▶ EXERCISE DATA
>>>>>
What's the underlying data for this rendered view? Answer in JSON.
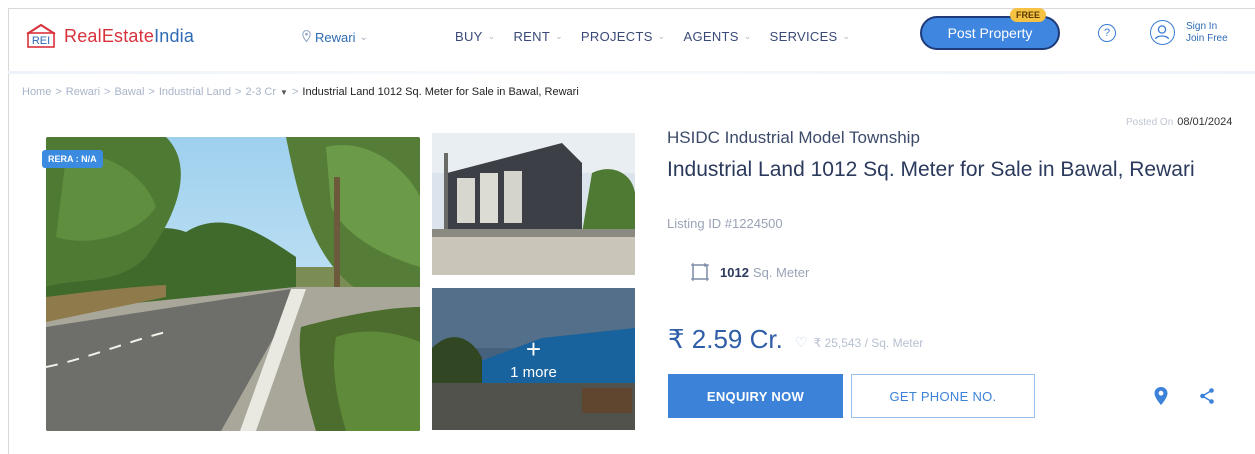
{
  "header": {
    "logo_mark": "REI",
    "logo_text_primary": "RealEstate",
    "logo_text_secondary": "India",
    "location": "Rewari",
    "nav": [
      {
        "label": "BUY"
      },
      {
        "label": "RENT"
      },
      {
        "label": "PROJECTS"
      },
      {
        "label": "AGENTS"
      },
      {
        "label": "SERVICES"
      }
    ],
    "post_property_label": "Post Property",
    "free_badge": "FREE",
    "help_icon": "?",
    "sign_in": "Sign In",
    "join_free": "Join Free"
  },
  "breadcrumb": {
    "items": [
      "Home",
      "Rewari",
      "Bawal",
      "Industrial Land",
      "2-3 Cr"
    ],
    "separator": ">",
    "current": "Industrial Land 1012 Sq. Meter for Sale in Bawal, Rewari"
  },
  "gallery": {
    "rera_badge": "RERA : N/A",
    "more_plus": "+",
    "more_label": "1 more"
  },
  "listing": {
    "posted_label": "Posted On",
    "posted_date": "08/01/2024",
    "project_name": "HSIDC Industrial Model Township",
    "title": "Industrial Land 1012 Sq. Meter for Sale in Bawal, Rewari",
    "listing_id": "Listing ID #1224500",
    "area_value": "1012",
    "area_unit": "Sq. Meter",
    "price": "₹ 2.59 Cr.",
    "rate": "₹ 25,543 / Sq. Meter",
    "enquiry_label": "ENQUIRY NOW",
    "phone_label": "GET PHONE NO."
  },
  "colors": {
    "brand_red": "#d8323c",
    "brand_blue": "#2f6bb3",
    "button_blue": "#3c82d8"
  },
  "icons": [
    "location-pin-icon",
    "chevron-down-icon",
    "help-icon",
    "user-icon",
    "area-icon",
    "heart-icon",
    "map-pin-icon",
    "share-icon"
  ]
}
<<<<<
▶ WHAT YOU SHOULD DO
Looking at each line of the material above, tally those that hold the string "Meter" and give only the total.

▶ EXERCISE SOLUTION
4